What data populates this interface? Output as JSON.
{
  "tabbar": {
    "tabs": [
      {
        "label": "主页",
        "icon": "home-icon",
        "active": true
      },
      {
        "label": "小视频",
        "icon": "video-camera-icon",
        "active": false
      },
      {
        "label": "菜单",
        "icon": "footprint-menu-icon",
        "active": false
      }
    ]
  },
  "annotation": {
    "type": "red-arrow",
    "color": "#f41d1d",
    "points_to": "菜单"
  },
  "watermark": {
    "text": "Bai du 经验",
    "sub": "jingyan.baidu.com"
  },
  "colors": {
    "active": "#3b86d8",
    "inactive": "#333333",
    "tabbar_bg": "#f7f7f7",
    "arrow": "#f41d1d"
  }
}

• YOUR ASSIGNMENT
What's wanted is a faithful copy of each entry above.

• TASK RESULT
What data populates this interface? Output as JSON.
{
  "tabbar": {
    "tabs": [
      {
        "label": "主页",
        "icon": "home-icon",
        "active": true
      },
      {
        "label": "小视频",
        "icon": "video-camera-icon",
        "active": false
      },
      {
        "label": "菜单",
        "icon": "footprint-menu-icon",
        "active": false
      }
    ]
  },
  "annotation": {
    "type": "red-arrow",
    "color": "#f41d1d",
    "points_to": "菜单"
  },
  "watermark": {
    "text": "Bai du 经验",
    "sub": "jingyan.baidu.com"
  },
  "colors": {
    "active": "#3b86d8",
    "inactive": "#333333",
    "tabbar_bg": "#f7f7f7",
    "arrow": "#f41d1d"
  }
}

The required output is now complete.